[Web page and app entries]
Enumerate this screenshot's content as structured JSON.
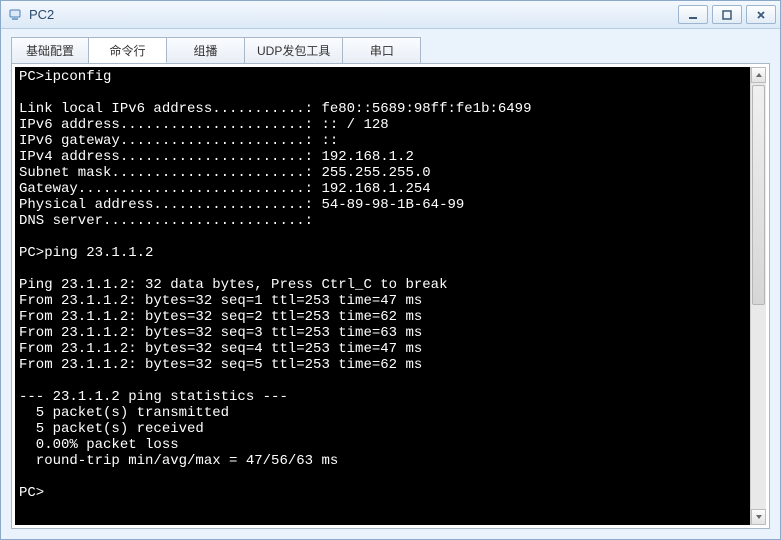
{
  "window": {
    "title": "PC2"
  },
  "tabs": [
    {
      "label": "基础配置"
    },
    {
      "label": "命令行"
    },
    {
      "label": "组播"
    },
    {
      "label": "UDP发包工具"
    },
    {
      "label": "串口"
    }
  ],
  "terminal": {
    "lines": [
      "PC>ipconfig",
      "",
      "Link local IPv6 address...........: fe80::5689:98ff:fe1b:6499",
      "IPv6 address......................: :: / 128",
      "IPv6 gateway......................: ::",
      "IPv4 address......................: 192.168.1.2",
      "Subnet mask.......................: 255.255.255.0",
      "Gateway...........................: 192.168.1.254",
      "Physical address..................: 54-89-98-1B-64-99",
      "DNS server........................:",
      "",
      "PC>ping 23.1.1.2",
      "",
      "Ping 23.1.1.2: 32 data bytes, Press Ctrl_C to break",
      "From 23.1.1.2: bytes=32 seq=1 ttl=253 time=47 ms",
      "From 23.1.1.2: bytes=32 seq=2 ttl=253 time=62 ms",
      "From 23.1.1.2: bytes=32 seq=3 ttl=253 time=63 ms",
      "From 23.1.1.2: bytes=32 seq=4 ttl=253 time=47 ms",
      "From 23.1.1.2: bytes=32 seq=5 ttl=253 time=62 ms",
      "",
      "--- 23.1.1.2 ping statistics ---",
      "  5 packet(s) transmitted",
      "  5 packet(s) received",
      "  0.00% packet loss",
      "  round-trip min/avg/max = 47/56/63 ms",
      "",
      "PC>"
    ]
  }
}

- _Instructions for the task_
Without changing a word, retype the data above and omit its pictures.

- _Output for this task_
Enumerate this screenshot's content as structured JSON.
{
  "window": {
    "title": "PC2"
  },
  "tabs": [
    {
      "label": "基础配置"
    },
    {
      "label": "命令行"
    },
    {
      "label": "组播"
    },
    {
      "label": "UDP发包工具"
    },
    {
      "label": "串口"
    }
  ],
  "terminal": {
    "lines": [
      "PC>ipconfig",
      "",
      "Link local IPv6 address...........: fe80::5689:98ff:fe1b:6499",
      "IPv6 address......................: :: / 128",
      "IPv6 gateway......................: ::",
      "IPv4 address......................: 192.168.1.2",
      "Subnet mask.......................: 255.255.255.0",
      "Gateway...........................: 192.168.1.254",
      "Physical address..................: 54-89-98-1B-64-99",
      "DNS server........................:",
      "",
      "PC>ping 23.1.1.2",
      "",
      "Ping 23.1.1.2: 32 data bytes, Press Ctrl_C to break",
      "From 23.1.1.2: bytes=32 seq=1 ttl=253 time=47 ms",
      "From 23.1.1.2: bytes=32 seq=2 ttl=253 time=62 ms",
      "From 23.1.1.2: bytes=32 seq=3 ttl=253 time=63 ms",
      "From 23.1.1.2: bytes=32 seq=4 ttl=253 time=47 ms",
      "From 23.1.1.2: bytes=32 seq=5 ttl=253 time=62 ms",
      "",
      "--- 23.1.1.2 ping statistics ---",
      "  5 packet(s) transmitted",
      "  5 packet(s) received",
      "  0.00% packet loss",
      "  round-trip min/avg/max = 47/56/63 ms",
      "",
      "PC>"
    ]
  }
}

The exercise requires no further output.